Problem to solve - Using the word "name" as the filter, copy each matching line from the records.

[Start of section]

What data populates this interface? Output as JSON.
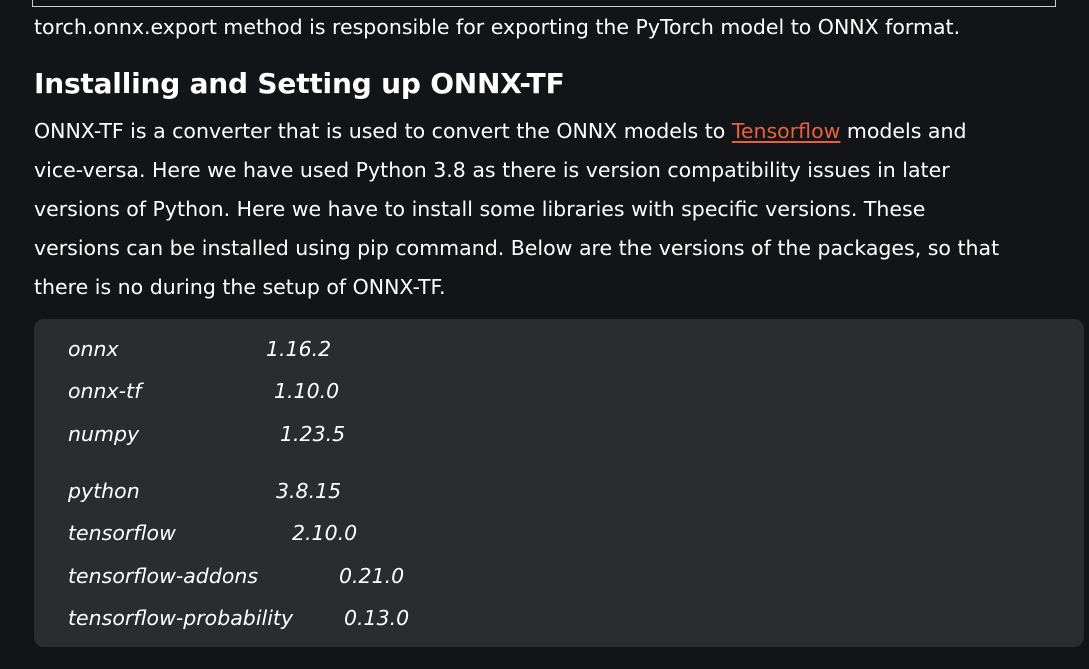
{
  "intro": {
    "text": "torch.onnx.export method is responsible for exporting the PyTorch model to ONNX format."
  },
  "section": {
    "heading": "Installing and Setting up ONNX-TF",
    "para": {
      "line1_before": "ONNX-TF is a converter that is used to convert the ONNX models to ",
      "link_text": "Tensorflow",
      "line1_after": " models and",
      "line2": "vice-versa. Here we have used Python 3.8 as there is version compatibility issues in later",
      "line3": "versions of Python. Here we have to install some libraries with specific versions. These",
      "line4": "versions can be installed using pip command. Below are the versions of the packages, so that",
      "line5": "there is no during the setup of ONNX-TF."
    }
  },
  "packages": [
    {
      "name": "onnx",
      "version": "1.16.2"
    },
    {
      "name": "onnx-tf",
      "version": "1.10.0"
    },
    {
      "name": "numpy",
      "version": "1.23.5"
    },
    {
      "name": "python",
      "version": "3.8.15"
    },
    {
      "name": "tensorflow",
      "version": "2.10.0"
    },
    {
      "name": "tensorflow-addons",
      "version": "0.21.0"
    },
    {
      "name": "tensorflow-probability",
      "version": "0.13.0"
    }
  ],
  "colors": {
    "background": "#131417",
    "panel": "#2b2c2f",
    "link": "#e9603d",
    "text": "#ffffff"
  }
}
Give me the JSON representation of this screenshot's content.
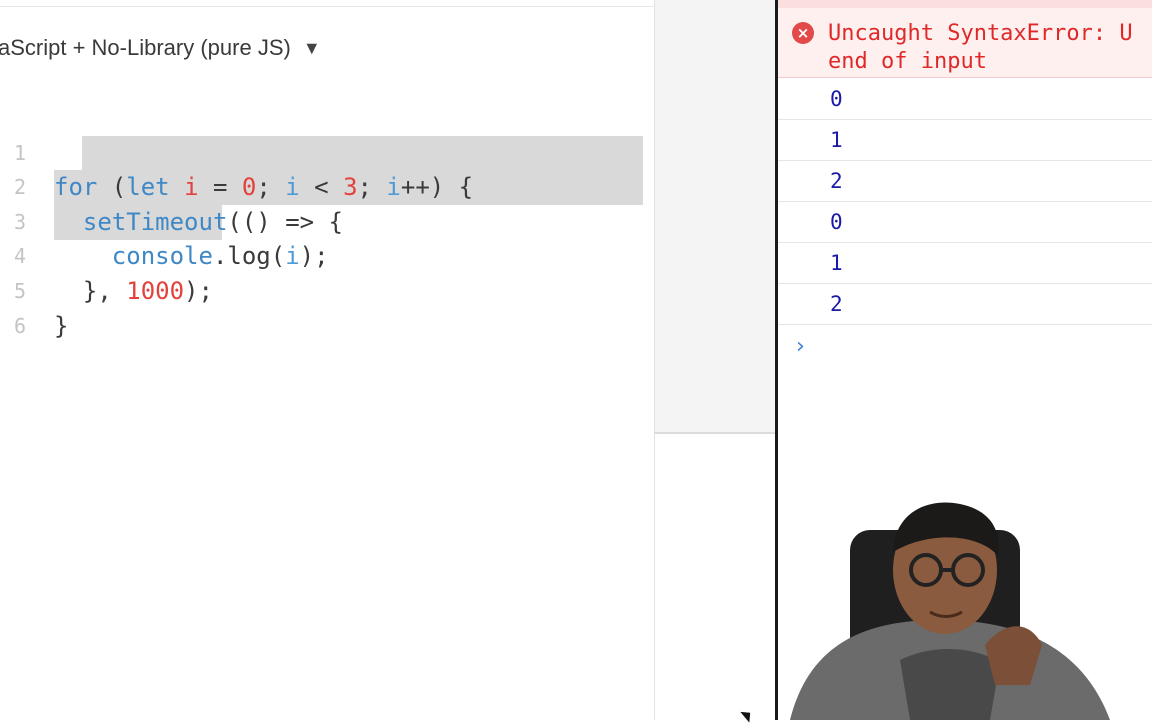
{
  "editor": {
    "language_label": "aScript + No-Library (pure JS)",
    "language_caret": "▼",
    "line_numbers": [
      "1",
      "2",
      "3",
      "4",
      "5",
      "6"
    ]
  },
  "console": {
    "error_message": "Uncaught SyntaxError: U\nend of input",
    "error_icon": "x-circle-icon",
    "log_values": [
      "0",
      "1",
      "2",
      "0",
      "1",
      "2"
    ],
    "prompt_symbol": "›"
  },
  "colors": {
    "keyword": "#3f88c5",
    "number": "#e3413c",
    "error": "#e02828",
    "log_value": "#1a1aa8"
  }
}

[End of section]

Result for this task -
      "name": "onnx",
      "name": "onnx-tf",
      "name": "numpy",
      "name": "python",
      "name": "tensorflow",
      "name": "tensorflow-addons",
      "name": "tensorflow-probability",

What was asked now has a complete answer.